The green lines show OpenTable seating data for restaurants in Georgia, Florida, and Texas (three of the earliest and most aggressive states in terms of reopening). The red lines show the daily percentage change in total coronavirus cases in each of those states. The key thing is that all the lines keep going in the right direction. If the return to normal starts setting off a new wave of cases, that will be a red flag. Or if dining activity stalls out at a very depressed level, that would be ominous as well. And it’s certainly possible that service sector activity could just hit a ceiling as a substantial portion of the public changes their behavior. But for now, all the lines are going in the right direction.
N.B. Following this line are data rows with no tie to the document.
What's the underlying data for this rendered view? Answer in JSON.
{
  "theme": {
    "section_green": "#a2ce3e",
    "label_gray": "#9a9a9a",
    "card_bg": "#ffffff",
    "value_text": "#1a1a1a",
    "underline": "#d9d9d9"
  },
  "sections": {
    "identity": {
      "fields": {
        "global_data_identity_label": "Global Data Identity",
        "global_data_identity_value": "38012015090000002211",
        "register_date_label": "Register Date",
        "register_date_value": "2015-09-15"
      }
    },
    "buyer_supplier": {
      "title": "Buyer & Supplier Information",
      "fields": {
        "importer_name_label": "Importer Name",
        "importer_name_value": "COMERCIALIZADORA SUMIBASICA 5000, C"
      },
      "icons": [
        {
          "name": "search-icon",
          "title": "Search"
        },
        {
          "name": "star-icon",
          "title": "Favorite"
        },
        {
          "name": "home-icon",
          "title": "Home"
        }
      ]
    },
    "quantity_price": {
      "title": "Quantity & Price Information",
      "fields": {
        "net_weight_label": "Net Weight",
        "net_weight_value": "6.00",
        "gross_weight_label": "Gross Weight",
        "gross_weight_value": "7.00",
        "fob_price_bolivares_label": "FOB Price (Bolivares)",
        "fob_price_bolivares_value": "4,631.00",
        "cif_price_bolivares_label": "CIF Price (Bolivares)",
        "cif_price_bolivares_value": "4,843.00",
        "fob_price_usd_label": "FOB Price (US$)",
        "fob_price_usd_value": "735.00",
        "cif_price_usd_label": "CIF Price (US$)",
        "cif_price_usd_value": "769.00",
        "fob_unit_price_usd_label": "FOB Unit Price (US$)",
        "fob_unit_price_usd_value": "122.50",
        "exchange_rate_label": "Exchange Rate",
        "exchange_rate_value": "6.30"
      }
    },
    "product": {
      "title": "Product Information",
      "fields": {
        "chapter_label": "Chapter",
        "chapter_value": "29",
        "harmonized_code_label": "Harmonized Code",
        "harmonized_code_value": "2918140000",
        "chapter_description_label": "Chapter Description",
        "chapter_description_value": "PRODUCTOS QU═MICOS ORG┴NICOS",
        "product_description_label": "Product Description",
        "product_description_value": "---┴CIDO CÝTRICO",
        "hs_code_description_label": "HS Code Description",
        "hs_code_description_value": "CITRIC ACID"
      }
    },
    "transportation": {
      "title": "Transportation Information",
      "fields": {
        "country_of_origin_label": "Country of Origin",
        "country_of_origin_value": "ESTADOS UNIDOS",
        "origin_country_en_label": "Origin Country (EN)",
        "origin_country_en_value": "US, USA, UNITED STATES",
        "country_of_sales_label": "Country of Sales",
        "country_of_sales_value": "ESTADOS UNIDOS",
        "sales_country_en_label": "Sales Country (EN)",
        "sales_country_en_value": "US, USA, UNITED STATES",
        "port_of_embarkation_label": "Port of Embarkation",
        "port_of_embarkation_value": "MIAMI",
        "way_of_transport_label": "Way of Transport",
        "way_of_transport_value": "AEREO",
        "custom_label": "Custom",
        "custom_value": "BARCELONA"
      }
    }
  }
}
As traders have learned in the past couple of months, the market’s mood can be very fickle. While the market’s focus today might be focused on the progress of reopening efforts, it might shift its gaze tomorrow to the deterioration in Sino-American relations tomorrow. Secretary of State Pompeo has declared that Hong Kong is no longer autonomous from China, signaling a possible end to special trade relationship with the territory. As well, Reuters just reported that a Canadian court has ruled against Huawei CFO Meng Wanzhou’s case against extradition.
Meng’s lawyers argued that the case should be thrown out because the alleged offences were not a crime in Canada.
But British Columbia’s Superior Court Associate Chief Justice Heather Holmes disagreed, ruling the legal standard of double criminality had been met.
“Ms. Meng’s approach … would seriously limit Canada’s ability to fulfill its international obligations in the extradition context for fraud and other economic crimes,” Holmes said.
The ruling paves the way for the extradition hearing to proceed to the second phase starting June, examining whether Canadian officials followed the law while arresting Meng.
There is also the prospect of quantitative tightening as the Fed eases its foot off the QE pedal.
In the short run, market breadth was already overbought based on Tuesday night’s close. While the odds favor a pullback, the market has also been known to advance on a series of “good overbought” readings.
I am closely watching the signals from the credit market. The relative price performance of high yield (junk) bonds and municipals are exhibiting minor negative divergences against stock prices. This is especially important in light of the lack of earnings in the Russell 2000, which is indicative of the low credit quality of that index’s constituents. The relative strength of small caps and the relative performance of HY bonds is an important relationship to keep an eye on.
The Trend Asset Allocation Model’s readings have turned from bearish to neutral, and my inner investor is reluctantly and slowly adding equity exposure from an underweight to a neutral position by focusing on buy-write strategies (long stock, short call option) to mitigate downside risk. If I had to guess, the range of my market scenarios for the next six months calls for a 40% chance that the market would revisit its March lows, 40% chance of a wide range-bound market, and a 20% chance that the market would push higher.
My inner trader is confused by this market action. He is standing on the sidelines.